Aging ain’t for the faint-hearted. That’s for sure. I remember back to the summer I was 18, between high school and college. I spent it in Israel, picking peaches and pears on a kibbutz near Beersheva. The group of us worked from 6am to noon and then spent the afternoon in a Hebrew lesson and then free time. It was work, but it was not difficult. I travelled around the country, sometimes with just another young woman and once by myself (that was really a dumb decision) and felt invincible. In reality, my naivety was in place and I was lucky I survived that experience.
Over the years, with all the pathways I have walked, I have felt challenged by different issues. In my 20s I was positioned to benefit from the Women’s Lib movement pushing for equal positions and equal pay. (Funny how some issues still exist. Not funny at all, really.)
In my 30s I was raising my children and became aware of how much, even in a school system with a high reputation, I needed to supplement their education. We explored the area, bringing history, science, and current events to life. We visited the public library a lot, grabbing books that fed any current interest of theirs. I wanted them to realize that learning was more than memorizing dates and facts. That true learning provides the key to figuring things out.
In my 40s I walked a pathway we all hope never to have to…..the slow death of my husband. While raising a late in life baby, being the chief cheerleader for the walk with cancer, and working full time to make sure we had health care benefits, my immune system took a big hit coping with the long term stress. I gained weight. I contracted meningitis. My own mortality became apparent and as I began to discover aches and pains that I was sure was cancer, I was assured by my doctor not to worry. There were other issues that needed attention.
In my 50s I took a giant leap of faith and changed my life. I remarried and I moved. I started another new job, learning new skills and new vocabularies. It was then I had an awareness that my capability for memorization had reduced dramatically since my very first job out of college. I learned to use compensatory skills, writing things down. I also was ready to stand up for myself and when I was not recognized to be of value by my boss (no decent raise after helping him build a business to a level of success where a decent raise could be budgeted) I started to work in my own business at home. Not only was I able to match my prior income, but it gave me time to explore new areas of interest.

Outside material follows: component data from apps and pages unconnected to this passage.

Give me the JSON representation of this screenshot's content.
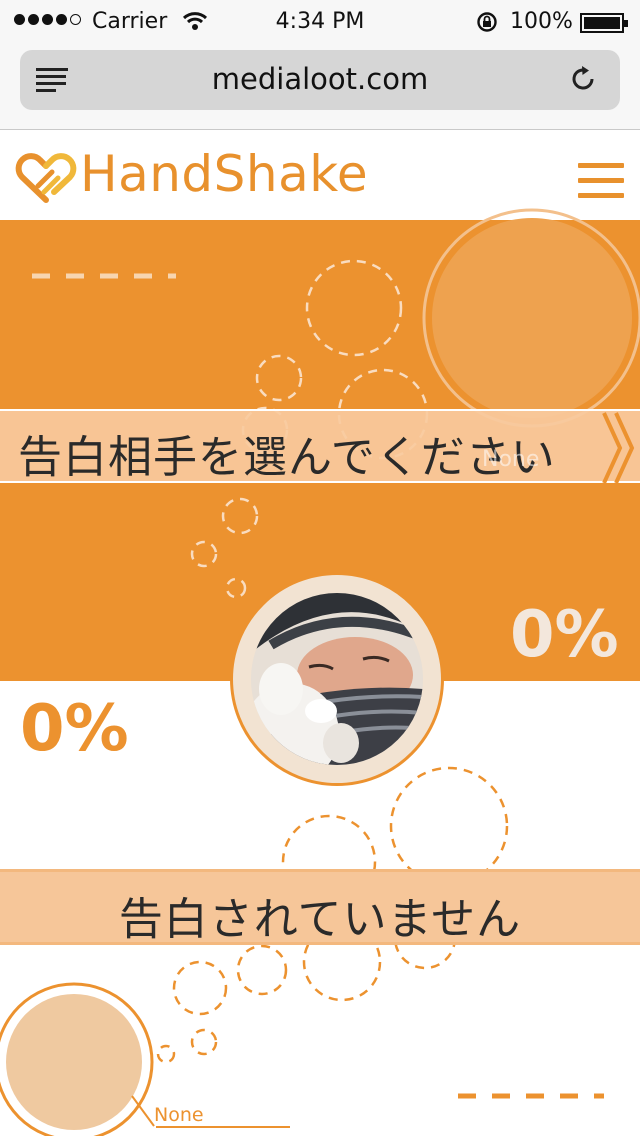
{
  "status_bar": {
    "carrier": "Carrier",
    "time": "4:34 PM",
    "battery": "100%",
    "signal_icon": "signal-dots-icon",
    "wifi_icon": "wifi-icon",
    "lock_icon": "rotation-lock-icon",
    "battery_icon": "battery-icon"
  },
  "browser": {
    "url": "medialoot.com",
    "reader_icon": "reader-icon",
    "reload_icon": "reload-icon"
  },
  "header": {
    "brand": "HandShake",
    "logo_icon": "heart-link-icon",
    "menu_icon": "hamburger-menu-icon"
  },
  "hero": {
    "select_partner_label": "告白相手を選んでください",
    "ghost_label": "None",
    "right_percent": "0%",
    "chevron_icon": "double-chevron-right-icon"
  },
  "lower": {
    "left_percent": "0%",
    "status_label": "告白されていません",
    "none_label": "None"
  },
  "colors": {
    "accent": "#ec922f",
    "banner": "#f6c699",
    "light_circle": "#efc9a0",
    "status_bar_bg": "#f7f7f7"
  }
}
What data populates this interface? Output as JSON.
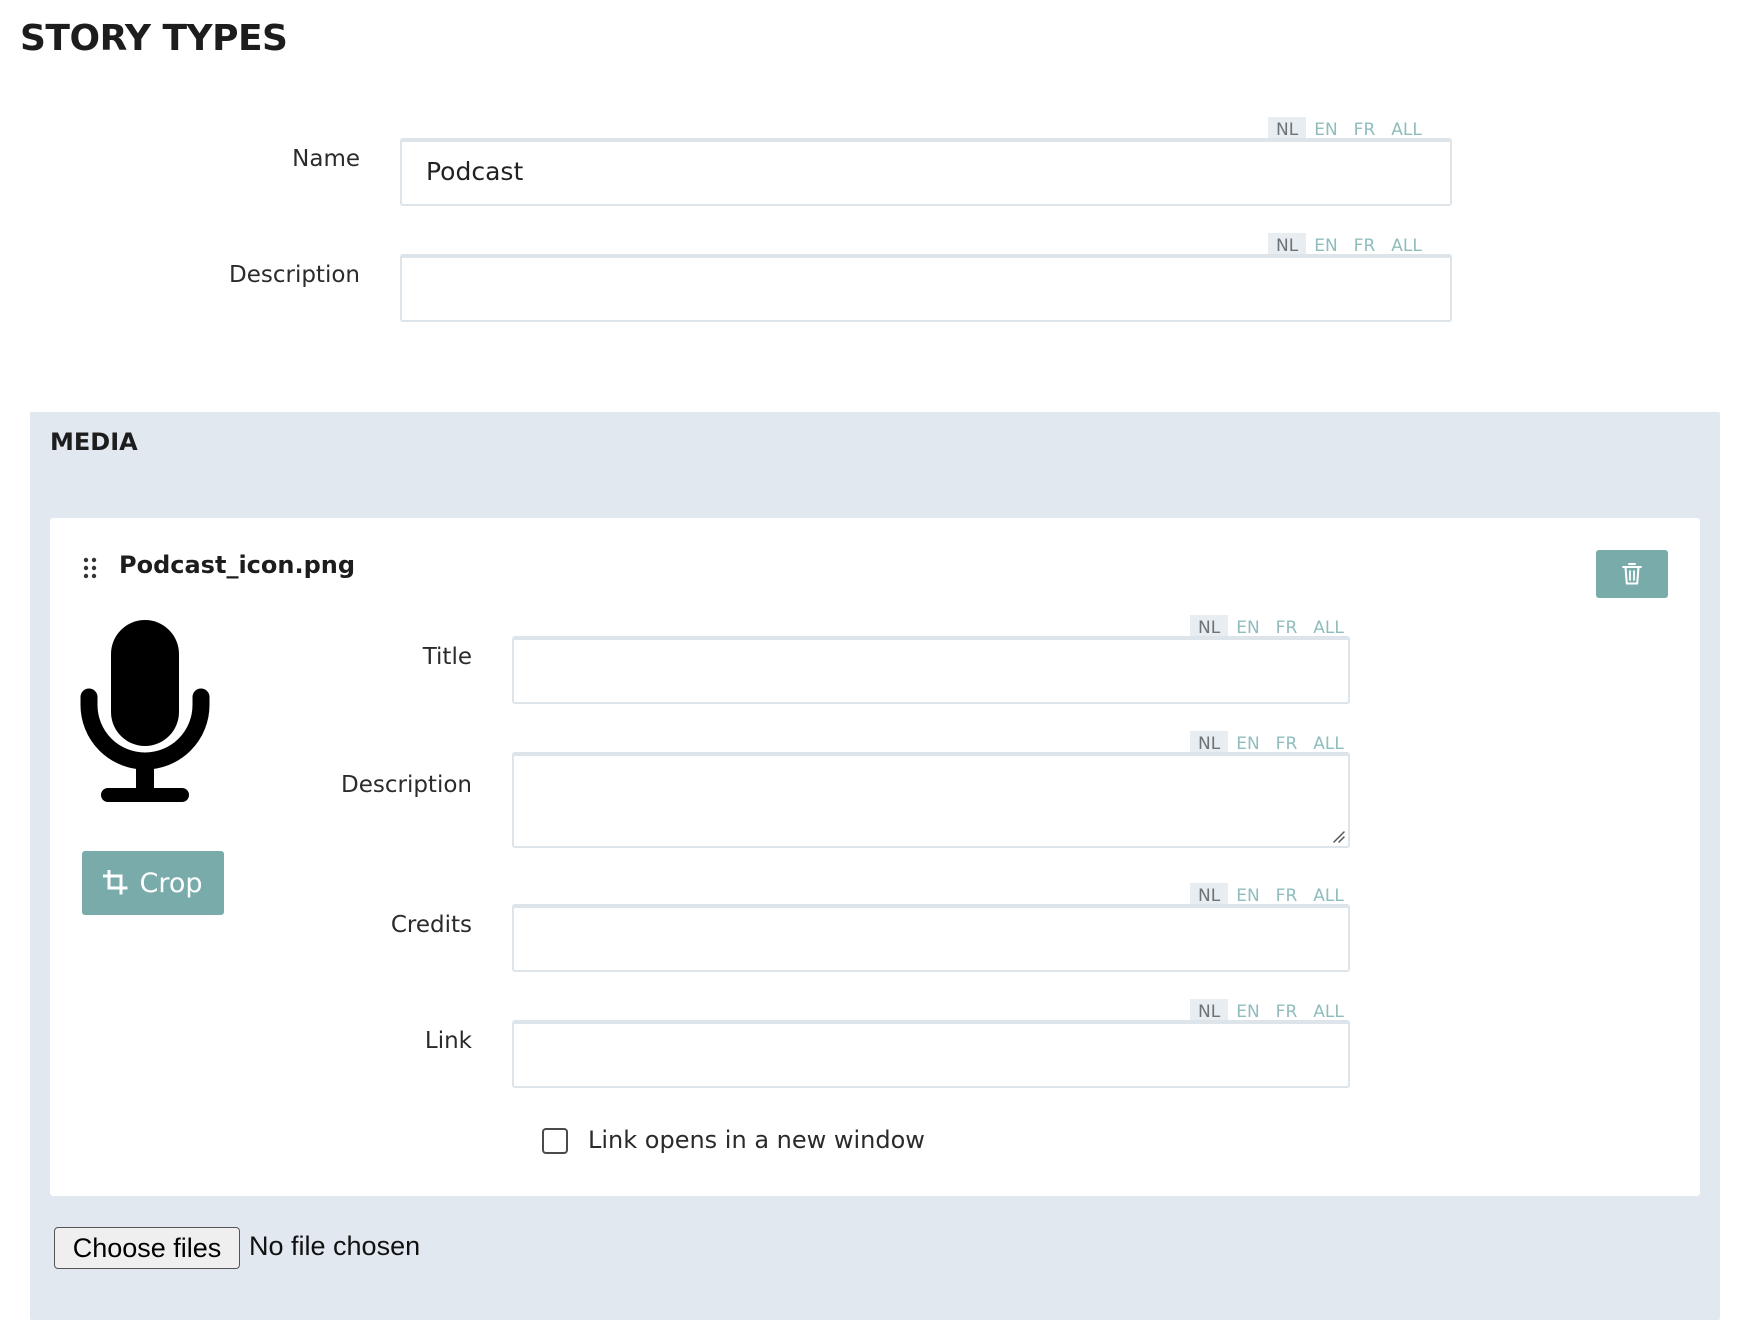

Now, in my 60s, I have moved once again. Upon retirement and after careful planning, my husband and I relocated across country and we feel very pleased with our choice of location. I wanted to work and so, the new job search began. Because of my varied work experience (I have worked in the court system, as a planner, in real estate in sales and as an appraiser, as an administrative assistant and as a business manager. I have experienced various work environments such as state government, consulting, medical offices, higher education, the financial world, marketing and the local food system. I have been a small cog in a large organization and I have run my own business with 12 employees.) I thought it would not be difficult to find SOMETHING that would provide a bit of a boost to the household income. But, after applying to 50 positions and only gaining 4 interviews, I learned that two factors were the problem. I had TOO much experience and I was too old.
Ageism is one more barrier. While it is no longer legal to ask birthdates on job applications, they can ask about educational experience and with that, they gain the year of graduation. Well, since most people graduate high school at 18, there you go. The math is not difficult. So, instead of feeling miserable and unloved, I did the next best thing. I started another business.
And last Christmas, as my slightly inebriated friends and family sat around the dinner table, we pondered names for this new business and a theme started showing up in their suggestions.
And so, another new experience at age 61. New vocabulary, new skills. New aches and pains. And best of all, new love for what I am doing. Can-Do Real Food is the culmination of 7 decades of living. Of learning. Of exploring.
The need to climb over hurdles and deal with the STUFF of life is inevitable. How you walk the walk, or dance the dance depends more on your attitude than anything else. You CAN DO it too.
September 25, 2015 at 8:24 pm
All those many years summarized in one blog post, it does not feel enough. We have had a long fun journey.
September 25, 2015 at 3:45 pm
You are a fabulous inspiration! ❤
September 25, 2015 at 3:56 pm
What are you talking about! Look at all you have done!! As I learned more and more about what it takes to operate Panorama at the Peak I KNOW you are SuperWoman!
September 25, 2015 at 1:58 pm
September 25, 2015 at 3:33 pm
You’ve walked it with me…thanks
September 25, 2015 at 10:07 am
Way to go, Beth. Wishing you much success! I know you can do it.
September 25, 2015 at 12:15 pm
In the midst of the aching back and other signs of aging, I am having a blast! And better yet, it appears to be a niche that others like too.
September 25, 2015 at 8:27 pm
…and that’s a GOOD thing!